- [Assignment]: Every line below should be copied out exactly.

- [Web page and app entries]:
####################
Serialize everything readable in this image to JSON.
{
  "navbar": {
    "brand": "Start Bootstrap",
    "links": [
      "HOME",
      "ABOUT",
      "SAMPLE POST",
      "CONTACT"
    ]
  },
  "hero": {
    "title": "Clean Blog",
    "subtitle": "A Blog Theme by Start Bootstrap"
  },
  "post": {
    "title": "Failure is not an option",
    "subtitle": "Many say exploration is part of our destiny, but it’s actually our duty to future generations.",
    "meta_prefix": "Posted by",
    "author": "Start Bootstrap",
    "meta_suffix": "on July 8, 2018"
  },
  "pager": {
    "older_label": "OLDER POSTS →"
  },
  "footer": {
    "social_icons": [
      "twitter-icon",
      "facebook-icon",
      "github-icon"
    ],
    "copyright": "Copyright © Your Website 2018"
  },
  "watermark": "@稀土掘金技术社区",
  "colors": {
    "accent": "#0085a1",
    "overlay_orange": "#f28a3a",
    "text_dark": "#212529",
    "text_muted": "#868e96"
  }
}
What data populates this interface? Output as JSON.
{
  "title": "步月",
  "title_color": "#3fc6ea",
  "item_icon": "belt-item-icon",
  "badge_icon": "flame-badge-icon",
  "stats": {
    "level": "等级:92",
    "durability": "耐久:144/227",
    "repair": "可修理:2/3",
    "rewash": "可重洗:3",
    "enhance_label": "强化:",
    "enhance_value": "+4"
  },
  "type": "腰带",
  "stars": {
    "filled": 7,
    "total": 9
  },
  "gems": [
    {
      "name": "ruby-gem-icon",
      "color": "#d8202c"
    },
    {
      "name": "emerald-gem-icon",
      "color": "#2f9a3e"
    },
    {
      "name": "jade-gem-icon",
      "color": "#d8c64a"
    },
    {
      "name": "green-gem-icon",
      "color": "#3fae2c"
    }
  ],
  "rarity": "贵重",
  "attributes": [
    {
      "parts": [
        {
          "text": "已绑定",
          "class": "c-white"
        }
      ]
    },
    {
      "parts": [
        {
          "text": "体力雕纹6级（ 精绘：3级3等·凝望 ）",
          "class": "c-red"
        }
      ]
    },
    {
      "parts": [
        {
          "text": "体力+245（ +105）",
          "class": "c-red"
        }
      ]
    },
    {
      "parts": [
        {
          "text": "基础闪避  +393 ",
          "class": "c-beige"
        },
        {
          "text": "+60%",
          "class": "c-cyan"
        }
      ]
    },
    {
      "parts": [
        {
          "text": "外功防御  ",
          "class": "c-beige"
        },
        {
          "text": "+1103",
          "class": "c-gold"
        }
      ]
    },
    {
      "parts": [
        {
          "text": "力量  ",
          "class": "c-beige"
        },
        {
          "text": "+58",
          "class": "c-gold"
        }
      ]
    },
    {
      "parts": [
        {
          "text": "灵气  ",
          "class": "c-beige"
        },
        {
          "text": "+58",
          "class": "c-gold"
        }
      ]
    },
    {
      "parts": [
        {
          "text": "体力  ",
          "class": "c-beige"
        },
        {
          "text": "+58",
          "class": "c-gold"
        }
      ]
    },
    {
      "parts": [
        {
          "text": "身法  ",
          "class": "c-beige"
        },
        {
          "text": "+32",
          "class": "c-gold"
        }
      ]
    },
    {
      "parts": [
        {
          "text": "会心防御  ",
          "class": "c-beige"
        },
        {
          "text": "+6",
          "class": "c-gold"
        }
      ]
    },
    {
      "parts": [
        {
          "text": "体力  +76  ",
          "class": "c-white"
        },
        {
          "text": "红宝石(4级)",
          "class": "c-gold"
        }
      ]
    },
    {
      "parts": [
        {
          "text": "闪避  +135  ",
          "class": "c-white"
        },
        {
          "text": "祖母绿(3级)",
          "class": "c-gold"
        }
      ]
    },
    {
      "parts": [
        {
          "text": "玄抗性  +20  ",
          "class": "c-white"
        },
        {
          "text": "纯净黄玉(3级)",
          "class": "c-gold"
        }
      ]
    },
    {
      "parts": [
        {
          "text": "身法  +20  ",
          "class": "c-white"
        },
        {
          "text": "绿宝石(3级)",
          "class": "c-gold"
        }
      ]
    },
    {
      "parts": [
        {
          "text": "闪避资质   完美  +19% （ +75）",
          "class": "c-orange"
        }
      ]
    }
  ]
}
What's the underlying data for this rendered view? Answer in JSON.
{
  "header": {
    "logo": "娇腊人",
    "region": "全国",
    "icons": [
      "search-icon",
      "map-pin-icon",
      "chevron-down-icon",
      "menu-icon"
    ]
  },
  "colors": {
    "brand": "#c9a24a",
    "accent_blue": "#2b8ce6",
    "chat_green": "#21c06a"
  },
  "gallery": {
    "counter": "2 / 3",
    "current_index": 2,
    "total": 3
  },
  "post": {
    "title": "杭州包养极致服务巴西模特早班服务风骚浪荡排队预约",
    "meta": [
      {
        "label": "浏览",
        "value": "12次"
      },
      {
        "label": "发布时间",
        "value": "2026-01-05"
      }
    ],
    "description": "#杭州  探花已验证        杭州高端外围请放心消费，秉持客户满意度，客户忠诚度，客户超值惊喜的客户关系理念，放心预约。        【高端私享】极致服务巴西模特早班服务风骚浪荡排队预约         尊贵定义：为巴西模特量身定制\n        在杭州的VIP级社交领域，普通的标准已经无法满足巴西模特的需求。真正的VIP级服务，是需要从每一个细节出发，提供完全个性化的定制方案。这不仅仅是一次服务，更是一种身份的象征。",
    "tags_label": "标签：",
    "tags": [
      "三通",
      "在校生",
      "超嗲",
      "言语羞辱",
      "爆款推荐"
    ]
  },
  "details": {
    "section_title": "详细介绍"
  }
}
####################
- [Solution below]:
Serialize everything readable in this image to JSON.
{
  "navbar": {
    "brand": "Start Bootstrap",
    "links": [
      "HOME",
      "ABOUT",
      "SAMPLE POST",
      "CONTACT"
    ]
  },
  "hero": {
    "title": "Clean Blog",
    "subtitle": "A Blog Theme by Start Bootstrap"
  },
  "post": {
    "title": "Failure is not an option",
    "subtitle": "Many say exploration is part of our destiny, but it’s actually our duty to future generations.",
    "meta_prefix": "Posted by",
    "author": "Start Bootstrap",
    "meta_suffix": "on July 8, 2018"
  },
  "pager": {
    "older_label": "OLDER POSTS →"
  },
  "footer": {
    "social_icons": [
      "twitter-icon",
      "facebook-icon",
      "github-icon"
    ],
    "copyright": "Copyright © Your Website 2018"
  },
  "watermark": "@稀土掘金技术社区",
  "colors": {
    "accent": "#0085a1",
    "overlay_orange": "#f28a3a",
    "text_dark": "#212529",
    "text_muted": "#868e96"
  }
}
What data populates this interface? Output as JSON.
{
  "title": "步月",
  "title_color": "#3fc6ea",
  "item_icon": "belt-item-icon",
  "badge_icon": "flame-badge-icon",
  "stats": {
    "level": "等级:92",
    "durability": "耐久:144/227",
    "repair": "可修理:2/3",
    "rewash": "可重洗:3",
    "enhance_label": "强化:",
    "enhance_value": "+4"
  },
  "type": "腰带",
  "stars": {
    "filled": 7,
    "total": 9
  },
  "gems": [
    {
      "name": "ruby-gem-icon",
      "color": "#d8202c"
    },
    {
      "name": "emerald-gem-icon",
      "color": "#2f9a3e"
    },
    {
      "name": "jade-gem-icon",
      "color": "#d8c64a"
    },
    {
      "name": "green-gem-icon",
      "color": "#3fae2c"
    }
  ],
  "rarity": "贵重",
  "attributes": [
    {
      "parts": [
        {
          "text": "已绑定",
          "class": "c-white"
        }
      ]
    },
    {
      "parts": [
        {
          "text": "体力雕纹6级（ 精绘：3级3等·凝望 ）",
          "class": "c-red"
        }
      ]
    },
    {
      "parts": [
        {
          "text": "体力+245（ +105）",
          "class": "c-red"
        }
      ]
    },
    {
      "parts": [
        {
          "text": "基础闪避  +393 ",
          "class": "c-beige"
        },
        {
          "text": "+60%",
          "class": "c-cyan"
        }
      ]
    },
    {
      "parts": [
        {
          "text": "外功防御  ",
          "class": "c-beige"
        },
        {
          "text": "+1103",
          "class": "c-gold"
        }
      ]
    },
    {
      "parts": [
        {
          "text": "力量  ",
          "class": "c-beige"
        },
        {
          "text": "+58",
          "class": "c-gold"
        }
      ]
    },
    {
      "parts": [
        {
          "text": "灵气  ",
          "class": "c-beige"
        },
        {
          "text": "+58",
          "class": "c-gold"
        }
      ]
    },
    {
      "parts": [
        {
          "text": "体力  ",
          "class": "c-beige"
        },
        {
          "text": "+58",
          "class": "c-gold"
        }
      ]
    },
    {
      "parts": [
        {
          "text": "身法  ",
          "class": "c-beige"
        },
        {
          "text": "+32",
          "class": "c-gold"
        }
      ]
    },
    {
      "parts": [
        {
          "text": "会心防御  ",
          "class": "c-beige"
        },
        {
          "text": "+6",
          "class": "c-gold"
        }
      ]
    },
    {
      "parts": [
        {
          "text": "体力  +76  ",
          "class": "c-white"
        },
        {
          "text": "红宝石(4级)",
          "class": "c-gold"
        }
      ]
    },
    {
      "parts": [
        {
          "text": "闪避  +135  ",
          "class": "c-white"
        },
        {
          "text": "祖母绿(3级)",
          "class": "c-gold"
        }
      ]
    },
    {
      "parts": [
        {
          "text": "玄抗性  +20  ",
          "class": "c-white"
        },
        {
          "text": "纯净黄玉(3级)",
          "class": "c-gold"
        }
      ]
    },
    {
      "parts": [
        {
          "text": "身法  +20  ",
          "class": "c-white"
        },
        {
          "text": "绿宝石(3级)",
          "class": "c-gold"
        }
      ]
    },
    {
      "parts": [
        {
          "text": "闪避资质   完美  +19% （ +75）",
          "class": "c-orange"
        }
      ]
    }
  ]
}
What's the underlying data for this rendered view? Answer in JSON.
{
  "header": {
    "logo": "娇腊人",
    "region": "全国",
    "icons": [
      "search-icon",
      "map-pin-icon",
      "chevron-down-icon",
      "menu-icon"
    ]
  },
  "colors": {
    "brand": "#c9a24a",
    "accent_blue": "#2b8ce6",
    "chat_green": "#21c06a"
  },
  "gallery": {
    "counter": "2 / 3",
    "current_index": 2,
    "total": 3
  },
  "post": {
    "title": "杭州包养极致服务巴西模特早班服务风骚浪荡排队预约",
    "meta": [
      {
        "label": "浏览",
        "value": "12次"
      },
      {
        "label": "发布时间",
        "value": "2026-01-05"
      }
    ],
    "description": "#杭州  探花已验证        杭州高端外围请放心消费，秉持客户满意度，客户忠诚度，客户超值惊喜的客户关系理念，放心预约。        【高端私享】极致服务巴西模特早班服务风骚浪荡排队预约         尊贵定义：为巴西模特量身定制\n        在杭州的VIP级社交领域，普通的标准已经无法满足巴西模特的需求。真正的VIP级服务，是需要从每一个细节出发，提供完全个性化的定制方案。这不仅仅是一次服务，更是一种身份的象征。",
    "tags_label": "标签：",
    "tags": [
      "三通",
      "在校生",
      "超嗲",
      "言语羞辱",
      "爆款推荐"
    ]
  },
  "details": {
    "section_title": "详细介绍"
  }
}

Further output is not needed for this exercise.